At the same time, both Stone and his allies—particularly Paul Manafort—overstate his influence on contemporary politics. “Roger’s relationship with Trump has been so interconnected it’s hard to define what’s Roger and what’s Donald,” Manafort says. “While it will be a Trump presidency I think it’s influenced by a Stone philosophy.” But Toobin hits the nail on the head. “I think he sees the Trump campaign at once as his creation but also as something that he’s not allowed to participate in day to day,” he says. “And that understandably makes him sad.”

The Stone that emerges is no Svengali. Instead of the man responsible for what ails the country—or, in his parlance, what is making America great again—Stone appears to be exiled from both the Republican Party and Donald Trump’s inner circle. Recent events suggest Stone is still playing a role in Trump’s presidency, but it’s just as likely that Stone is writing himself into another political story. In fact, his penchant for media attention got him fired from Trump’s campaign (Stone claims he resigned). His attachment to the conspiracy theorist Alex Jones seems born of loneliness more than anything else—Jones will have him when no one else will.

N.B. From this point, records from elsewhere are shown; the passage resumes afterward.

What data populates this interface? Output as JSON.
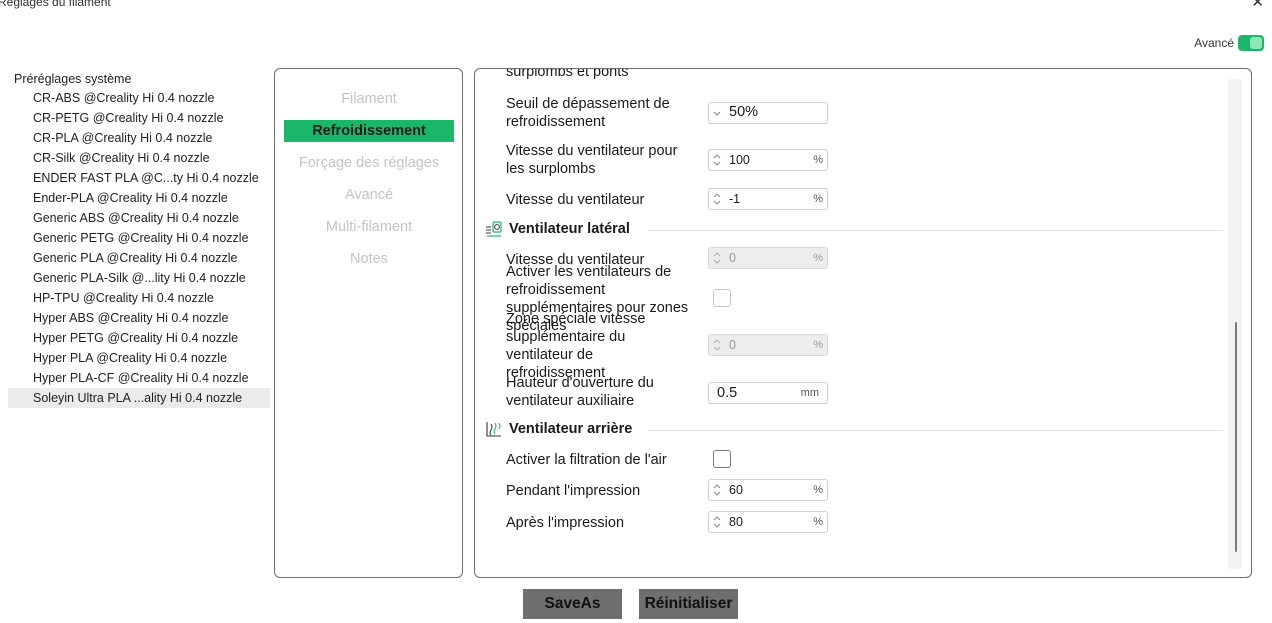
{
  "window": {
    "title": "Réglages du filament",
    "close_glyph": "✕"
  },
  "advanced_toggle": {
    "label": "Avancé",
    "on": true
  },
  "presets": {
    "group_label": "Préréglages système",
    "items": [
      "CR-ABS @Creality Hi 0.4 nozzle",
      "CR-PETG @Creality Hi 0.4 nozzle",
      "CR-PLA @Creality Hi 0.4 nozzle",
      "CR-Silk @Creality Hi 0.4 nozzle",
      "ENDER FAST PLA @C...ty Hi 0.4 nozzle",
      "Ender-PLA @Creality Hi 0.4 nozzle",
      "Generic ABS @Creality Hi 0.4 nozzle",
      "Generic PETG @Creality Hi 0.4 nozzle",
      "Generic PLA @Creality Hi 0.4 nozzle",
      "Generic PLA-Silk @...lity Hi 0.4 nozzle",
      "HP-TPU @Creality Hi 0.4 nozzle",
      "Hyper ABS @Creality Hi 0.4 nozzle",
      "Hyper PETG @Creality Hi 0.4 nozzle",
      "Hyper PLA @Creality Hi 0.4 nozzle",
      "Hyper PLA-CF @Creality Hi 0.4 nozzle",
      "Soleyin Ultra PLA ...ality Hi 0.4 nozzle"
    ],
    "selected_index": 15
  },
  "tabs": {
    "filament": "Filament",
    "cooling": "Refroidissement",
    "overrides": "Forçage des réglages",
    "advanced": "Avancé",
    "multi": "Multi-filament",
    "notes": "Notes",
    "active": "cooling"
  },
  "cooling": {
    "cut_off_text": "surplombs et ponts",
    "overhang_threshold": {
      "label_1": "Seuil de dépassement de",
      "label_2": "refroidissement",
      "value": "50%"
    },
    "overhang_fan_speed": {
      "label_1": "Vitesse du ventilateur pour",
      "label_2": "les surplombs",
      "value": "100",
      "unit": "%"
    },
    "fan_speed": {
      "label": "Vitesse du ventilateur",
      "value": "-1",
      "unit": "%"
    },
    "side_fan": {
      "title": "Ventilateur latéral",
      "icon": "side-fan-icon",
      "fan_speed": {
        "label": "Vitesse du ventilateur",
        "value": "0",
        "unit": "%"
      },
      "enable_special": {
        "label_1": "Activer les ventilateurs de",
        "label_2": "refroidissement",
        "label_3": "supplémentaires pour zones",
        "label_4": "spéciales"
      },
      "special_speed": {
        "label_1": "Zone spéciale vitesse",
        "label_2": "supplémentaire du",
        "label_3": "ventilateur de",
        "label_4": "refroidissement",
        "value": "0",
        "unit": "%"
      },
      "aux_height": {
        "label_1": "Hauteur d'ouverture du",
        "label_2": "ventilateur auxiliaire",
        "value": "0.5",
        "unit": "mm"
      }
    },
    "rear_fan": {
      "title": "Ventilateur arrière",
      "icon": "rear-fan-icon",
      "air_filtration": {
        "label": "Activer la filtration de l'air"
      },
      "during_print": {
        "label": "Pendant l'impression",
        "value": "60",
        "unit": "%"
      },
      "after_print": {
        "label": "Après l'impression",
        "value": "80",
        "unit": "%"
      }
    }
  },
  "buttons": {
    "save_as": "SaveAs",
    "reset": "Réinitialiser"
  },
  "colors": {
    "accent": "#1ab76a",
    "button": "#6f6f6f",
    "border": "#6e6e6e"
  }
}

So even though the film ends on a note of triumph—or horror, depending on your perspective—it rings hollow. This is probably Stone’s last turn on the big stage, using his on-and-off relationship with Trump as a springboard. “Even if Donald Trump loses I still win because I’ve been front and center and my brand of politics have come into their own,” Stone says before the election.

But even if you give him credit for our wrecked political landscape, Get Me Roger Stone shows that there’s little for Stone to be proud of, beyond his cockroach-like ability to stick around. “I ask you,” Carlson asks near the end of the film, “is it more brilliant or impressive to influence world events or to stand on the periphery of world events and yet get recorded as having influenced world events? Maybe the latter!” It isn’t the latter.